Ongoing Tensions in the Two Sudans

Report
from US Institute of Peace
Published on 29 Mar 2012 View Original

USIP’s Jon Temin discusses the recent clashes and ongoing tensions between South Sudan and Sudan – and what can be done to prevent more violence.

Q: The armies of Sudan and South Sudan have directly engaged one another in recent days, with Sudanese military aircraft flying over South Sudan and with South Sudanese troops entering Sudan. What does this mean? Is another war starting between the North and the South?

Tensions between Sudan and South Sudan are at their highest point since the south seceded in July 2011. Even so, a return to full-scale war, along the lines of the hugely destructive two civil wars, seems unlikely. Both countries face very difficult economic circumstances, exacerbated by the shutdown of South Sudanese oil production in January. The cost of war would only add to the economic hardship, limiting both governments’ service delivery and patronage and thus further agitating already frustrated populations. There seems to be little desire for a return to war among the general populations who suffered greatly during the civil wars – though whether this sentiment is shared by both countries’ leadership is a different question. In each capital there are hawks who may be inclined toward further fighting for narrow purposes.

A major question now is whether the leaders of both countries, especially President Bashir in Sudan, can resist extremist influences and pull back from the violence of the past few days. There is some evidence that is occurring, but with the two armies so close to one another (reportedly only 500 meters apart in some areas), the environment remains combustible.

Q: How can violence be prevented and what do your foresee happening next?

To end the continuous ebb and flow of violence that we have seen for months now – particularly around the shared border – two things need to happen.

First, Sudan and South Sudan need to conclude seemingly endless negotiations on “post-referendum arrangements,” which include oil sector management, dealing with Sudan’s debt, and the status of South Sudanese living in Sudan and vice versa. Those negotiations, facilitated by an African Union panel, have made little progress over the past year, though there was a short-lived sense of an improved negotiating atmosphere recently, which is now likely gone. Second, within Sudan the status and governance of Southern Kordofan and Blue Nile states, which border South Sudan and are currently racked by internal rebellion, must be resolved. The primary rebel movement in those two states – the Sudan People’s Liberation Movement-North – has long been linked to South Sudan, but also fights on behalf of some Sudanese (especially ethnic Nuba) who have been marginalized for decades. Until there are negotiated solutions to these two strands, a de-escalation in tensions is unlikely. Unfortunately there is little reason to believe that ongoing negotiations will reach successful conclusions any time soon, and they have surely been set back by the recent fighting.

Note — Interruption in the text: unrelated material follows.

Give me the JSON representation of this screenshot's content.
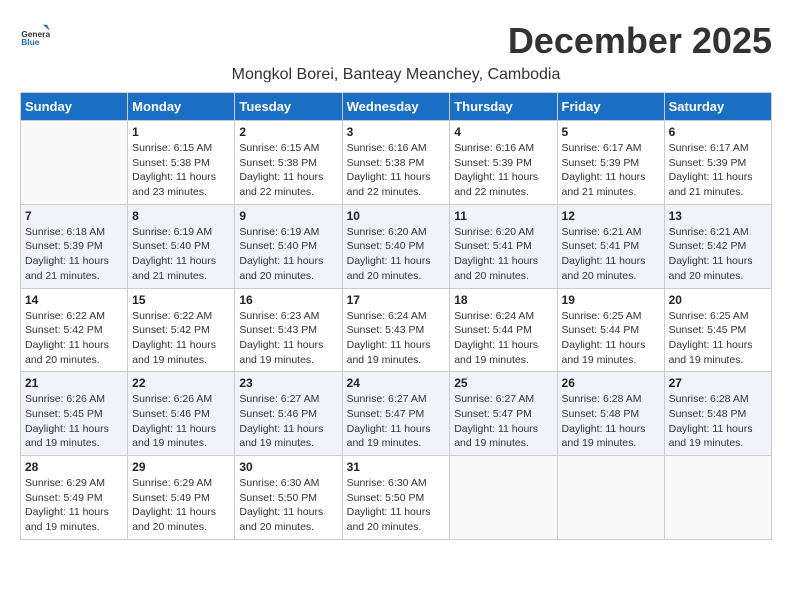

Q: Will there be a presidential peace summit?

Sudan’s President Bashir and South Sudan’s President Kiir were scheduled to meet in Juba next week to discuss, in particular, the post-referendum arrangements, but the meeting now appears to be on hold, if not cancelled.

Expectations for the summit were high, but there was a similar meeting between the presidents in January that produced little, so there is no guarantee that the next meeting, whenever it occurs, will lead to a breakthrough. Given strong international condemnation of the recent fighting I wouldn’t be surprised if the summit is cobbled back together, though possibly to be held in Ethiopia (perceived neutral territory), not South Sudan. But whether the two presidents have the political space to make deals remains the key variable. Past agreements, including a recent, encouraging agreement on citizenship issues, have been harshly criticized by domestic constituencies, particularly in Sudan.

If the presidents and their negotiators are fearful of how any agreements will be received at home, their ability to compromise suffers, as do the chances of reaching a satisfactory outcome.